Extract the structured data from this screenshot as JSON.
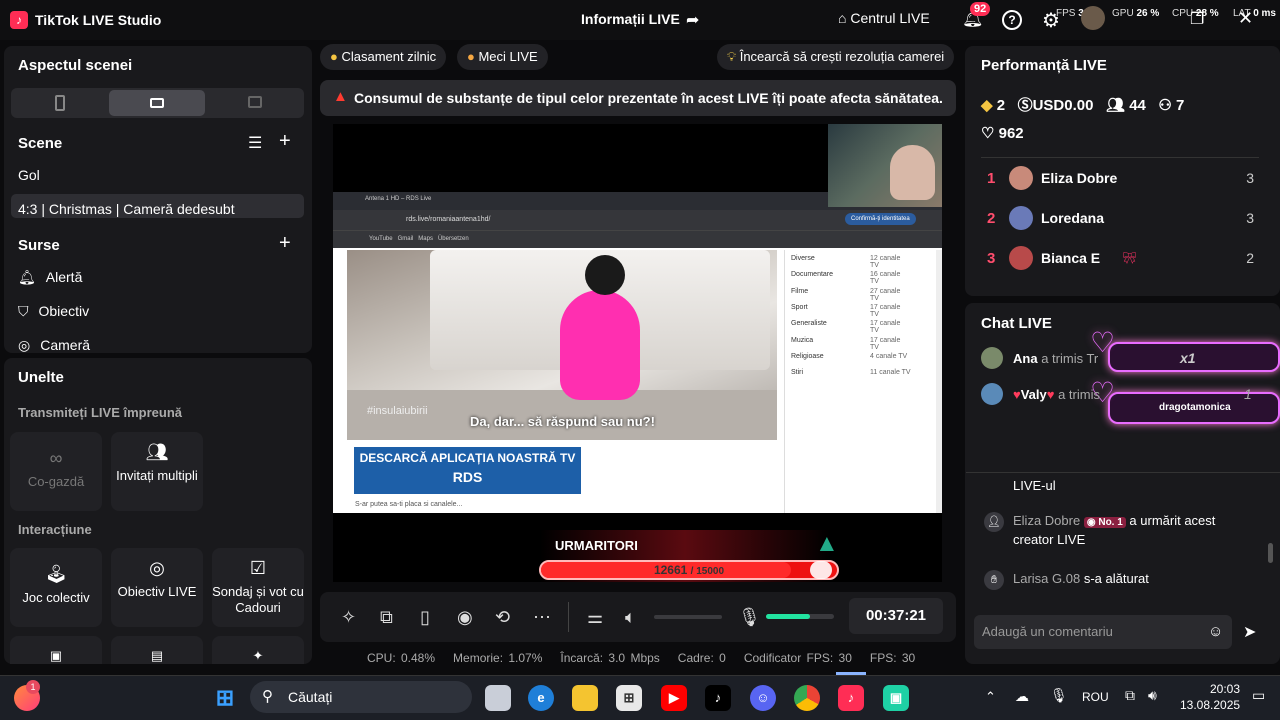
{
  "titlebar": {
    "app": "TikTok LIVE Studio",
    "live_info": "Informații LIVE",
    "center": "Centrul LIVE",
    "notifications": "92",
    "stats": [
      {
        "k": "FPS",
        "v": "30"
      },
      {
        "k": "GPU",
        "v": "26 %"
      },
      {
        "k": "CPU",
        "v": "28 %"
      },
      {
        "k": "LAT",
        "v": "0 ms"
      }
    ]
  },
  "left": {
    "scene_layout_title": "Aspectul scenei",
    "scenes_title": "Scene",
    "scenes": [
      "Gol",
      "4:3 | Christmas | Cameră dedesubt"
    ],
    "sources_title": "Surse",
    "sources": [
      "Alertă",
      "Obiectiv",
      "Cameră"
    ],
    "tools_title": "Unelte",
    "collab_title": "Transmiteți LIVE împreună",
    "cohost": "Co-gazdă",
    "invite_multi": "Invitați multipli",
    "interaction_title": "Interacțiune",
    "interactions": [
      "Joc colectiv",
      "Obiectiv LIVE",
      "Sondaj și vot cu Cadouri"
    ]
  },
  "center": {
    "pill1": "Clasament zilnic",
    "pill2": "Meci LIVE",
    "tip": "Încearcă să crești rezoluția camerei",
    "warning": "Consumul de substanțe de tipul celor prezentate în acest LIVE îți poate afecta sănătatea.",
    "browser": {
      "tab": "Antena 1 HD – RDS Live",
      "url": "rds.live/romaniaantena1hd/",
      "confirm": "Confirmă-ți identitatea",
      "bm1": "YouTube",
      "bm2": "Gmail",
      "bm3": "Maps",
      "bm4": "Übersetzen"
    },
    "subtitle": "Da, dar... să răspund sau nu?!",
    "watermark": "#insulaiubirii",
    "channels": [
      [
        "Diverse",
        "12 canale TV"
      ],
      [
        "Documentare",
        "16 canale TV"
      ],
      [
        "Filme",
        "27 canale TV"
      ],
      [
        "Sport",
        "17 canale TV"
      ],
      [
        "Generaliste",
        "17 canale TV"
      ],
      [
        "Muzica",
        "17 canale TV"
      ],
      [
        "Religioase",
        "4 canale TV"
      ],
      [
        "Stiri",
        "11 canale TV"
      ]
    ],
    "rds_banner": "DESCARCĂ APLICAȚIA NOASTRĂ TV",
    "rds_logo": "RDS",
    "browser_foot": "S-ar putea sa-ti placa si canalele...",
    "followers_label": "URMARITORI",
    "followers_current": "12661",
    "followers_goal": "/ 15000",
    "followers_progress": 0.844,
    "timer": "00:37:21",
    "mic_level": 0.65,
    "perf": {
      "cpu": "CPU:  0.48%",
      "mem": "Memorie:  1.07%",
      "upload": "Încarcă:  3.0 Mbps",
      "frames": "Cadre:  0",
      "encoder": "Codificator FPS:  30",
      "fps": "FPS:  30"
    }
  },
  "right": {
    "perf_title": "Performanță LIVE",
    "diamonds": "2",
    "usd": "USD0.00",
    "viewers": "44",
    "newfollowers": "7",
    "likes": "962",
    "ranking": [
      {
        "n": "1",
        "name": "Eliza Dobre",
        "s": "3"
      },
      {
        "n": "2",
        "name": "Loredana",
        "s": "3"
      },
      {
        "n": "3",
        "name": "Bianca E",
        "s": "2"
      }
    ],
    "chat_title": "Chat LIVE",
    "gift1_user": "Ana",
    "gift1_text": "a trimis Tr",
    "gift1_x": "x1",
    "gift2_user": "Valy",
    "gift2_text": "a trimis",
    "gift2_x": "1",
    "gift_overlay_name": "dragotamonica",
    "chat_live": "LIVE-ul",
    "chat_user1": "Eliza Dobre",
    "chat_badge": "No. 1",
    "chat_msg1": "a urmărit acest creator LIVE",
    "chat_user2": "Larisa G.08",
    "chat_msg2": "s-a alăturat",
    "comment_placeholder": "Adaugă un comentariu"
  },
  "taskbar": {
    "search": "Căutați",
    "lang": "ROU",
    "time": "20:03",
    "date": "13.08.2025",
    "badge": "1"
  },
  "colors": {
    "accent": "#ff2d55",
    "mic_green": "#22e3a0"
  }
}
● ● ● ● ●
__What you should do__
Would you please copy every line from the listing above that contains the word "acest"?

__Written answer__
    "warning": "Consumul de substanțe de tipul celor prezentate în acest LIVE îți poate afecta sănătatea.",
    "chat_msg1": "a urmărit acest creator LIVE",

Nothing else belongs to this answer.